With that said, I am rather bummed that Demar will not likely make it to campus this fall because I remember the impact Jai Eugene had on Michigan football by landing in the SEC. Had he not been scooped up by Les Miles, he would have been starting opposite Leon Hall against Ohio State in '06. He would have been on the field in the second half of the Rose Bowl when USC decided to pass on every down. He would have been defending one of Armanti Edwards' myriad targets against App. State. The list goes on...
Of course no one player will ever make-or-break Michigan Football, but it would be foolish and revisionist to pretend his absence is anything but a huge blow. The kid is a special talent despite being a product of the ESPN/UA hype machine and he would have been playing for us against UConn in some capacity. Hopefully Denard will continue to have success, thus keeping UM on Demar's mind and showing him the benefits of working to make it to Ann Arbor.
The last thing I want to see is some SEC school swoop in and show him how much quicker he'd see the field if he didn't have to worry about... anything... but game day.
* I cannot believe that Obi and Jonas will continue to regress. Each has shown enough potential, and GR has such a proven track record of coaching LBs, that expecting a noticeable leap is quite reasonable IMO.
I ran into Myles Wade this morning at a local coffee shop.

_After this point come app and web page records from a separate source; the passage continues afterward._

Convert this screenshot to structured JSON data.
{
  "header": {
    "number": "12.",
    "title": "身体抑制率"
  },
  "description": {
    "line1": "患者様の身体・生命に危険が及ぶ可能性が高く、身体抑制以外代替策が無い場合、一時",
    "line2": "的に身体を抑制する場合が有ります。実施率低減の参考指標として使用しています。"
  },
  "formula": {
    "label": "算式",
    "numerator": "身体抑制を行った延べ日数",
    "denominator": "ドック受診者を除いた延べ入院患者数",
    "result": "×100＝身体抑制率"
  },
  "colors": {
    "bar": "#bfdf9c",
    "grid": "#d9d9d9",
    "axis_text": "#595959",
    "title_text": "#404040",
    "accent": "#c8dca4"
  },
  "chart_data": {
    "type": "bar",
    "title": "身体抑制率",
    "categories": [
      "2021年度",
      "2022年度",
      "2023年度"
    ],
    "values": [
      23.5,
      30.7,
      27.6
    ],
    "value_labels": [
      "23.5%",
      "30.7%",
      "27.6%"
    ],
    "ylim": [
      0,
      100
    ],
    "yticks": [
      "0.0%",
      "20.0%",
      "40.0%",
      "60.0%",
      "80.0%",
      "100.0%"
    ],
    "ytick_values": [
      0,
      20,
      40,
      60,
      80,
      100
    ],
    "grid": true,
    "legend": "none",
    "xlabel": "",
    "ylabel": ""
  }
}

He is a Junior JC defensive tackle transfer to Texas Tech with 3 years of eligibility left. I talked briefly with him and his dad. What a solid young man. I came away extremely impressed. He has a compelling story. This guy is going to make waves, and I wish him the best.
Michigan is ill served by not reaching out to players like this at and in positions of need. We have gone through hard times that could offer kids like this opportunity. There is more to these men than grades and test scores can document.

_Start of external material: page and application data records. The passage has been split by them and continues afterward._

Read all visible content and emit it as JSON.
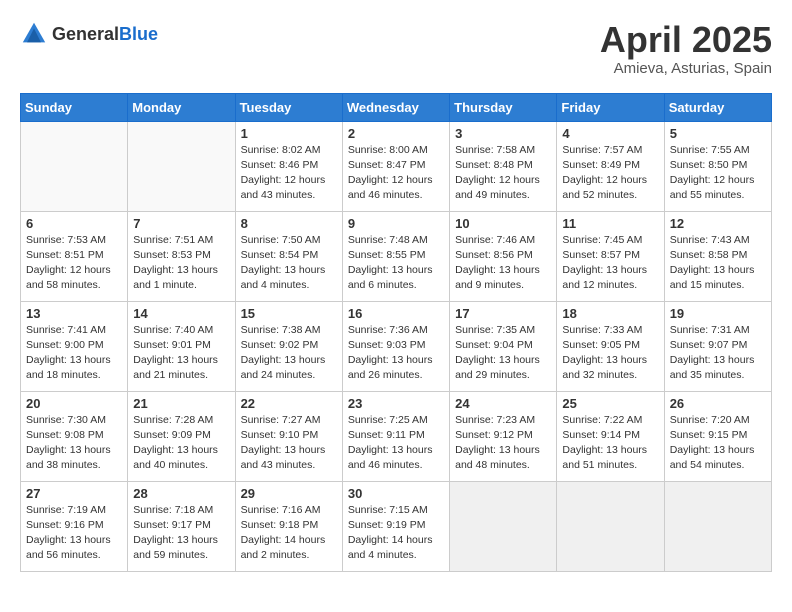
{
  "header": {
    "logo_general": "General",
    "logo_blue": "Blue",
    "month": "April 2025",
    "location": "Amieva, Asturias, Spain"
  },
  "days_of_week": [
    "Sunday",
    "Monday",
    "Tuesday",
    "Wednesday",
    "Thursday",
    "Friday",
    "Saturday"
  ],
  "weeks": [
    [
      {
        "day": "",
        "info": ""
      },
      {
        "day": "",
        "info": ""
      },
      {
        "day": "1",
        "info": "Sunrise: 8:02 AM\nSunset: 8:46 PM\nDaylight: 12 hours and 43 minutes."
      },
      {
        "day": "2",
        "info": "Sunrise: 8:00 AM\nSunset: 8:47 PM\nDaylight: 12 hours and 46 minutes."
      },
      {
        "day": "3",
        "info": "Sunrise: 7:58 AM\nSunset: 8:48 PM\nDaylight: 12 hours and 49 minutes."
      },
      {
        "day": "4",
        "info": "Sunrise: 7:57 AM\nSunset: 8:49 PM\nDaylight: 12 hours and 52 minutes."
      },
      {
        "day": "5",
        "info": "Sunrise: 7:55 AM\nSunset: 8:50 PM\nDaylight: 12 hours and 55 minutes."
      }
    ],
    [
      {
        "day": "6",
        "info": "Sunrise: 7:53 AM\nSunset: 8:51 PM\nDaylight: 12 hours and 58 minutes."
      },
      {
        "day": "7",
        "info": "Sunrise: 7:51 AM\nSunset: 8:53 PM\nDaylight: 13 hours and 1 minute."
      },
      {
        "day": "8",
        "info": "Sunrise: 7:50 AM\nSunset: 8:54 PM\nDaylight: 13 hours and 4 minutes."
      },
      {
        "day": "9",
        "info": "Sunrise: 7:48 AM\nSunset: 8:55 PM\nDaylight: 13 hours and 6 minutes."
      },
      {
        "day": "10",
        "info": "Sunrise: 7:46 AM\nSunset: 8:56 PM\nDaylight: 13 hours and 9 minutes."
      },
      {
        "day": "11",
        "info": "Sunrise: 7:45 AM\nSunset: 8:57 PM\nDaylight: 13 hours and 12 minutes."
      },
      {
        "day": "12",
        "info": "Sunrise: 7:43 AM\nSunset: 8:58 PM\nDaylight: 13 hours and 15 minutes."
      }
    ],
    [
      {
        "day": "13",
        "info": "Sunrise: 7:41 AM\nSunset: 9:00 PM\nDaylight: 13 hours and 18 minutes."
      },
      {
        "day": "14",
        "info": "Sunrise: 7:40 AM\nSunset: 9:01 PM\nDaylight: 13 hours and 21 minutes."
      },
      {
        "day": "15",
        "info": "Sunrise: 7:38 AM\nSunset: 9:02 PM\nDaylight: 13 hours and 24 minutes."
      },
      {
        "day": "16",
        "info": "Sunrise: 7:36 AM\nSunset: 9:03 PM\nDaylight: 13 hours and 26 minutes."
      },
      {
        "day": "17",
        "info": "Sunrise: 7:35 AM\nSunset: 9:04 PM\nDaylight: 13 hours and 29 minutes."
      },
      {
        "day": "18",
        "info": "Sunrise: 7:33 AM\nSunset: 9:05 PM\nDaylight: 13 hours and 32 minutes."
      },
      {
        "day": "19",
        "info": "Sunrise: 7:31 AM\nSunset: 9:07 PM\nDaylight: 13 hours and 35 minutes."
      }
    ],
    [
      {
        "day": "20",
        "info": "Sunrise: 7:30 AM\nSunset: 9:08 PM\nDaylight: 13 hours and 38 minutes."
      },
      {
        "day": "21",
        "info": "Sunrise: 7:28 AM\nSunset: 9:09 PM\nDaylight: 13 hours and 40 minutes."
      },
      {
        "day": "22",
        "info": "Sunrise: 7:27 AM\nSunset: 9:10 PM\nDaylight: 13 hours and 43 minutes."
      },
      {
        "day": "23",
        "info": "Sunrise: 7:25 AM\nSunset: 9:11 PM\nDaylight: 13 hours and 46 minutes."
      },
      {
        "day": "24",
        "info": "Sunrise: 7:23 AM\nSunset: 9:12 PM\nDaylight: 13 hours and 48 minutes."
      },
      {
        "day": "25",
        "info": "Sunrise: 7:22 AM\nSunset: 9:14 PM\nDaylight: 13 hours and 51 minutes."
      },
      {
        "day": "26",
        "info": "Sunrise: 7:20 AM\nSunset: 9:15 PM\nDaylight: 13 hours and 54 minutes."
      }
    ],
    [
      {
        "day": "27",
        "info": "Sunrise: 7:19 AM\nSunset: 9:16 PM\nDaylight: 13 hours and 56 minutes."
      },
      {
        "day": "28",
        "info": "Sunrise: 7:18 AM\nSunset: 9:17 PM\nDaylight: 13 hours and 59 minutes."
      },
      {
        "day": "29",
        "info": "Sunrise: 7:16 AM\nSunset: 9:18 PM\nDaylight: 14 hours and 2 minutes."
      },
      {
        "day": "30",
        "info": "Sunrise: 7:15 AM\nSunset: 9:19 PM\nDaylight: 14 hours and 4 minutes."
      },
      {
        "day": "",
        "info": ""
      },
      {
        "day": "",
        "info": ""
      },
      {
        "day": "",
        "info": ""
      }
    ]
  ]
}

I've heard that Michigan does not look at JC players (the exceptions prove the rule) mostly due to transcript problems. It has been a revelation seeing Football interact with Admissions with some pushing and pulling going back and forth recently. This is definitely less an issue as the talent level rises, but JC transfers deserve more of a look than the current policy seems to allow.
- "With all of our guys the goal is to get them to Division 1. The plan is to get Demar to Michigan, period. Whether that's right now, or next year, our goal is to get him there."

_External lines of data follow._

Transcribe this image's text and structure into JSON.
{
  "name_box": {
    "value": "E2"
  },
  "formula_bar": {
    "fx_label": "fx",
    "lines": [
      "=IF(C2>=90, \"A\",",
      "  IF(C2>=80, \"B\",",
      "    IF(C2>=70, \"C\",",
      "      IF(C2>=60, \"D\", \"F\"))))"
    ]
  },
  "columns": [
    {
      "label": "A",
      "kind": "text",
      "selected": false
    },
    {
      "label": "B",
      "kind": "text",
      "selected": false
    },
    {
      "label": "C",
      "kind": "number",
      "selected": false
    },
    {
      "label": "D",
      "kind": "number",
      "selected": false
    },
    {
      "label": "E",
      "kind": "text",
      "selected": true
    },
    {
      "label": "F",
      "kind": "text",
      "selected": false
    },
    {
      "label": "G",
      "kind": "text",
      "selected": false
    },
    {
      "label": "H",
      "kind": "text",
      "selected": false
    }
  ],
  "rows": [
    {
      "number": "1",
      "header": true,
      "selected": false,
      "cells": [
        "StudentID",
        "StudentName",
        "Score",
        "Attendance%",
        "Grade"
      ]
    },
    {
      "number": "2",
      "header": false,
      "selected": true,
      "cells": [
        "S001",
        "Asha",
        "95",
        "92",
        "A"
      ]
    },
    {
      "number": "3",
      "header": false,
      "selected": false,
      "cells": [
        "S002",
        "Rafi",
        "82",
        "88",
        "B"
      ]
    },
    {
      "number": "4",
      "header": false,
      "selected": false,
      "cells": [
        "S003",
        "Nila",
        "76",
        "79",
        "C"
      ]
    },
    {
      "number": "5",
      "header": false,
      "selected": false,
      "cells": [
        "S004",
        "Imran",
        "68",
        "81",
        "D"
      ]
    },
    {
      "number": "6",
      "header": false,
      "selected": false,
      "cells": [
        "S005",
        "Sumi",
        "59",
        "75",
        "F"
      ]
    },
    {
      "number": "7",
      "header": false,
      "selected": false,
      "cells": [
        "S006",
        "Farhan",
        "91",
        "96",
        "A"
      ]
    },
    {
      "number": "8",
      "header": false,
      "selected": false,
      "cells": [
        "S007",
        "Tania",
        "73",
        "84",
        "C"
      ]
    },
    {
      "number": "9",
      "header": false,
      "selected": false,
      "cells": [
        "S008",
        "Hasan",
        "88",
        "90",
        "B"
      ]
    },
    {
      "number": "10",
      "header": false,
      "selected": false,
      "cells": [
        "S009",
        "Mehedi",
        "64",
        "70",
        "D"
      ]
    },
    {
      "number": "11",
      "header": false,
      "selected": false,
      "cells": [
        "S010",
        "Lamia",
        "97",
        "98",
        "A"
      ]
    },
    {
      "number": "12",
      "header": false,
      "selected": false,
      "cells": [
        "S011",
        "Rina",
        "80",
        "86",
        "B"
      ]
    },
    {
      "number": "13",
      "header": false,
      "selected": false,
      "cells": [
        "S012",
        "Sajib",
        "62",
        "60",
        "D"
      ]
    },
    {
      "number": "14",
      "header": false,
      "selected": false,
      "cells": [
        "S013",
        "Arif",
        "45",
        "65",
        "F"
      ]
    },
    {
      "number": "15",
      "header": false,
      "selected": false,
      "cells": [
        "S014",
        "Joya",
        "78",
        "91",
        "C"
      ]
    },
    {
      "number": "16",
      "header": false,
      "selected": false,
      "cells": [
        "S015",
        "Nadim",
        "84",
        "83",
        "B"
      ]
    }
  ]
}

- "He wants to play at Michigan, and he wants to get right. If he can't get right in the next couple months, then our goal is to get him to Michigan as fast as possible. We're all trying to succeed, and he's doing this the intelligent way. No one picks us over Michigan."
- "He's working very hard to be a Wolverine, but he has to be ready just in case, to recover if he doesn't get in. If he comes here, we'd love to develop him, and get him to his goals. WE ARE HIS BACK UP PLAN. He may never end up at our school. If he can't get qualified, then he needs to know that he has a backup plan, and that's us."
- "No one picks us over Michigan, but we're here if he can't get in. We told him that we want to try to develop him, and get him to where he needs to be, if he needs us."
So, this is a backup plan in case he doesn't get qualified. We'll just have to wait and see what happens from here.
Waka Flocka (who was the rapper for "O Let's Do It") was made famous on this board by Demar Dorsey and was arrested on March 16th. Such a sad day.
I searched but I did not see if this has already been posted..if so whoops :)